## GOAL OF THE EXERCISE
Take each line from the entries that holds "steps" and copy it out.

## RECORDS FOR THIS EXERCISE
▼

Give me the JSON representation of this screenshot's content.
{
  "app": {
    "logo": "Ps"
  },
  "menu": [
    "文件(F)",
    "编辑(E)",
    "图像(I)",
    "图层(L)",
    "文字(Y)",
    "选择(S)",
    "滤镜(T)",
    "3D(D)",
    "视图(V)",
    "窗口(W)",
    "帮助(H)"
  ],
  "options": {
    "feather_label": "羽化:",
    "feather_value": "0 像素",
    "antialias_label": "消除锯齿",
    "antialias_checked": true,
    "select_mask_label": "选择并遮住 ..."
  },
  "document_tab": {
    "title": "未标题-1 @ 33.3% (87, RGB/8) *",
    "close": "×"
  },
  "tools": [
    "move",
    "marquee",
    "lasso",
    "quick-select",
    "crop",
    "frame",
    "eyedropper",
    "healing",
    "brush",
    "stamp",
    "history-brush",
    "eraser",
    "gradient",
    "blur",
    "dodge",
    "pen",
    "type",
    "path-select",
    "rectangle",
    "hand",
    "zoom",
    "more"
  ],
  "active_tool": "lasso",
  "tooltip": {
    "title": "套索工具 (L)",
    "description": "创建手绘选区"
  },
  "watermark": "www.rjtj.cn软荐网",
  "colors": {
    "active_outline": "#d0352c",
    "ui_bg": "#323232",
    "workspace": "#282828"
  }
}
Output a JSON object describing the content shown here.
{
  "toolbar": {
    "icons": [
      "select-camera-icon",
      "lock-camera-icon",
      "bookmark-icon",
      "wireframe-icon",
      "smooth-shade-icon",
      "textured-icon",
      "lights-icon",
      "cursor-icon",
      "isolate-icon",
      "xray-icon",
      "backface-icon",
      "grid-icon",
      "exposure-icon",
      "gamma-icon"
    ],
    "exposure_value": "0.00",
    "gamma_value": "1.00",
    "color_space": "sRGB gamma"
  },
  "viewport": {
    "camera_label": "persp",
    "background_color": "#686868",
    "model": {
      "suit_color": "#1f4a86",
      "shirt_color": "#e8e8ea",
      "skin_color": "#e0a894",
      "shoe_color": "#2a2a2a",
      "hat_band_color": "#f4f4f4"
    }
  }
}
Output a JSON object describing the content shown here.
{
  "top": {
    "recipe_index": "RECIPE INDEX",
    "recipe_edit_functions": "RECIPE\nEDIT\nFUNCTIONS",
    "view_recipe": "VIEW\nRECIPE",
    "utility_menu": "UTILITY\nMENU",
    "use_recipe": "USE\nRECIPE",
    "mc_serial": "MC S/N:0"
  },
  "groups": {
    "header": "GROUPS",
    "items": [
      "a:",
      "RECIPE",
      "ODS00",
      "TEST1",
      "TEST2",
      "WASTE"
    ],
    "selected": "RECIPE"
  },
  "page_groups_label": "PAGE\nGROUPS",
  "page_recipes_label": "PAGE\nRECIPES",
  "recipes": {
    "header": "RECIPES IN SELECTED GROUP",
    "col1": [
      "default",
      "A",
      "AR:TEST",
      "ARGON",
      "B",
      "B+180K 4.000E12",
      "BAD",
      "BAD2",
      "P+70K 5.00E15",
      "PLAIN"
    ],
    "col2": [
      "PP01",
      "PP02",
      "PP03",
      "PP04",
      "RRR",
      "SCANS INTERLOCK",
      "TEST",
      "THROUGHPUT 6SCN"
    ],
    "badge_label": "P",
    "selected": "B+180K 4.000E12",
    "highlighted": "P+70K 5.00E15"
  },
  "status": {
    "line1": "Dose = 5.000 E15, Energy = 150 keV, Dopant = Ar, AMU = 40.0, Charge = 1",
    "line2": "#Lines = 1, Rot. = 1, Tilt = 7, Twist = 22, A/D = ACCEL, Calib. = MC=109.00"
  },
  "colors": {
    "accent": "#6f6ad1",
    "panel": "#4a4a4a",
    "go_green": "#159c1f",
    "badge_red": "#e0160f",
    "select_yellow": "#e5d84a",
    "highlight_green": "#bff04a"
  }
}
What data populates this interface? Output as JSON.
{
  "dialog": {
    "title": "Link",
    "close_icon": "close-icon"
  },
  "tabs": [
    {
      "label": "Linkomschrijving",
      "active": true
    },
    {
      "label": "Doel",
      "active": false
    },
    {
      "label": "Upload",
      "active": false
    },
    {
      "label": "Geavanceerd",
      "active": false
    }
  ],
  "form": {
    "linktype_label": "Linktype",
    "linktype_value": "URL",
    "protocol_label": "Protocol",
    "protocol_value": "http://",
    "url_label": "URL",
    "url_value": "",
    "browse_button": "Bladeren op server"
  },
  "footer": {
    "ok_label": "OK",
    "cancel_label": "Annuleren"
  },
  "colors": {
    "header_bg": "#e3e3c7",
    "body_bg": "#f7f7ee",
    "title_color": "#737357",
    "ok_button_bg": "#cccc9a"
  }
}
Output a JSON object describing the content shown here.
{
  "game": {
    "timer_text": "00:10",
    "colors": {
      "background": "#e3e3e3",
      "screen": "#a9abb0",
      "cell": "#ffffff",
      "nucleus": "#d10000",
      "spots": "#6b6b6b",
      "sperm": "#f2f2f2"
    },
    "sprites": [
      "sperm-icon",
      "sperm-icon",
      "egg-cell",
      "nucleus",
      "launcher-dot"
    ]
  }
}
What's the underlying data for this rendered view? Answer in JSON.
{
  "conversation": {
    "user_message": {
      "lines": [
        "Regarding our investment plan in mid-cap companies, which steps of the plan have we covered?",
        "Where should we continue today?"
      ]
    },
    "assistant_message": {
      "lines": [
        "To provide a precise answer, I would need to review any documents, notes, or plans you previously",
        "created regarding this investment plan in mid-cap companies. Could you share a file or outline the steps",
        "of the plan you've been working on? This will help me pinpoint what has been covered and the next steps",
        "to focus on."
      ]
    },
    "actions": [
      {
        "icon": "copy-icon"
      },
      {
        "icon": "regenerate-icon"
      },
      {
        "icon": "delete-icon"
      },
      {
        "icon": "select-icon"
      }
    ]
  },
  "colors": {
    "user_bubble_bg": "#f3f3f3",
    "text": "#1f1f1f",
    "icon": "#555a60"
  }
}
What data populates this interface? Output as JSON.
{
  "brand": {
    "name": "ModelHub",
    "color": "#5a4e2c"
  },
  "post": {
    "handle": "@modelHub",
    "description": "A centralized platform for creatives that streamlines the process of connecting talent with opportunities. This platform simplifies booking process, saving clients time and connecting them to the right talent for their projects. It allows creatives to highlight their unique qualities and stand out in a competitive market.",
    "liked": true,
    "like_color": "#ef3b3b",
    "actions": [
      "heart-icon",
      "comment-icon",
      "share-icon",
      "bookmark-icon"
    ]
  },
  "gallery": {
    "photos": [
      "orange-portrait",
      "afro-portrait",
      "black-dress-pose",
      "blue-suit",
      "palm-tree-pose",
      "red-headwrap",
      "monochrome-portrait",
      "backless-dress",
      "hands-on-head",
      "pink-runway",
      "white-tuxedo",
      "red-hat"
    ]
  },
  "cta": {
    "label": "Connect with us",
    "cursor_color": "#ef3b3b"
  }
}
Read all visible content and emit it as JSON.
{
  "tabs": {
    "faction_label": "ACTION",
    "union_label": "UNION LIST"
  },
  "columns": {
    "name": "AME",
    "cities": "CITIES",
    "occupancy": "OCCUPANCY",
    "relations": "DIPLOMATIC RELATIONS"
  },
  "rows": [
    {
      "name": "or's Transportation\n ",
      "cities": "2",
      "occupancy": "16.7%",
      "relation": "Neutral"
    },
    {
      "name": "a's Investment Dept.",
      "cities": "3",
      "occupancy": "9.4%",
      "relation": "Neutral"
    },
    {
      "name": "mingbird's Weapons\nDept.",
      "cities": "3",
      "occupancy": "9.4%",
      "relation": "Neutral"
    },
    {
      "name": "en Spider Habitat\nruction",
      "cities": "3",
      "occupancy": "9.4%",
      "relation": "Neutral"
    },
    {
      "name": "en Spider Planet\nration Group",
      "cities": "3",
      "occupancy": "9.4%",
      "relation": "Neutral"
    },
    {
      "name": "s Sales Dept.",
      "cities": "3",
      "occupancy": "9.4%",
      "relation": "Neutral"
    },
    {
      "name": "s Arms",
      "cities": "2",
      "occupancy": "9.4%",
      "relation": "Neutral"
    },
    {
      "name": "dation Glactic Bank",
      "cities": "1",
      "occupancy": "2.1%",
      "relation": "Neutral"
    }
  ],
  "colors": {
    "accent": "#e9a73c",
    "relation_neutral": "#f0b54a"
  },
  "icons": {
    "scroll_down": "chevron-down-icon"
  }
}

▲

## TASK OUTPUT
        "Regarding our investment plan in mid-cap companies, which steps of the plan have we covered?",
        "created regarding this investment plan in mid-cap companies. Could you share a file or outline the steps",
        "of the plan you've been working on? This will help me pinpoint what has been covered and the next steps",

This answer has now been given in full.